In case you didn’t see the new guidelines, Apple decided that it would allow game streaming services like Microsoft’s xCloud, but with the condition that every game be available individually as an app on the App Store.

In other words, players would have to individually download what is essentially a ‘wrapper’ that handles the streaming for each game. That goes contrary to what Microsoft intends for xCloud, which acts more like a Netflix or Spotify service where customers pay a subscription fee and have access to streamable game content from hundreds of developers and publishers.

Apple does say it will allow catalogue apps, but those apps must link back to the individual App Store packages.

Individual apps mean each streamable game is subject to App Store rules, including the 30 percent cut
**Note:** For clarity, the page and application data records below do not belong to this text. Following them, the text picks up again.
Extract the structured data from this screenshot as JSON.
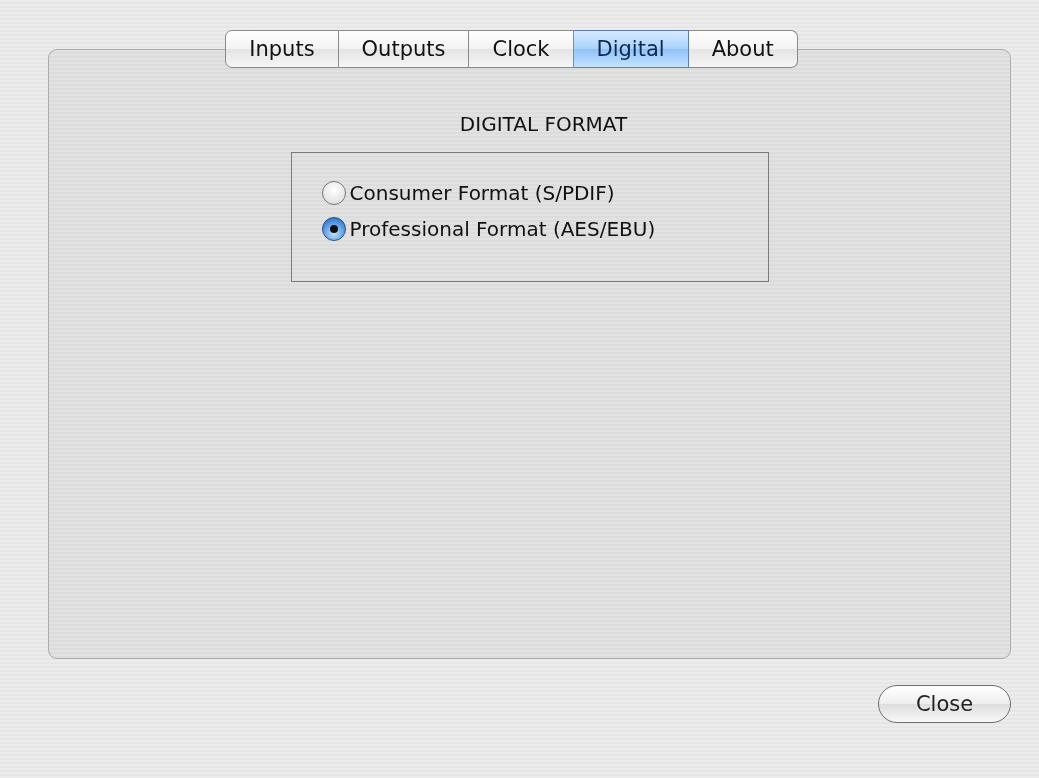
{
  "tabs": [
    {
      "label": "Inputs",
      "selected": false
    },
    {
      "label": "Outputs",
      "selected": false
    },
    {
      "label": "Clock",
      "selected": false
    },
    {
      "label": "Digital",
      "selected": true
    },
    {
      "label": "About",
      "selected": false
    }
  ],
  "digital_format": {
    "heading": "DIGITAL FORMAT",
    "options": [
      {
        "label": "Consumer Format (S/PDIF)",
        "selected": false
      },
      {
        "label": "Professional Format (AES/EBU)",
        "selected": true
      }
    ]
  },
  "buttons": [
    {
      "label": "Close"
    }
  ]
}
Understandably, Microsoft isn’t a fan of the idea. It likens the system to Apple forcing services like Netflix or Spotify make customers to individually download each movie or song they want to stream from the App Store. Likewise, Apple previously said it wouldn’t allow game streaming apps on the App Store since it couldn’t review each game, but the company doesn’t review every show or song available through other streaming apps.

The Verge points out that if Microsoft went along with Apple’s suggestion and added every single streamable game as an individual app, then each would be subject to Apple’s typical App Store rules, including the contentious 30 percent cut that Apple takes from in-app purchases and subscriptions (that drops to 15 percent after the first year).

Apple’s 30 percent cut is at the centre of a legal battle between it and Epic Games, which accused the company of leveraging its control over the App Store and iOS to force developers to pay fees and block competition. Unsurprisingly, Microsoft previously sided with Epic in the fight against Apple, although it’s interesting to note that it also charges a 30 percent cut for content on the Xbox Games Store.

Microsoft didn’t specify whether it would rework xCloud to work with Apple’s new rules, but I suspect it won’t. Even if Microsoft did, the experience would likely not be great for users who would need to download tens or hundreds of apps and clutter up their iPhones just to stream those games.

Source: The Verge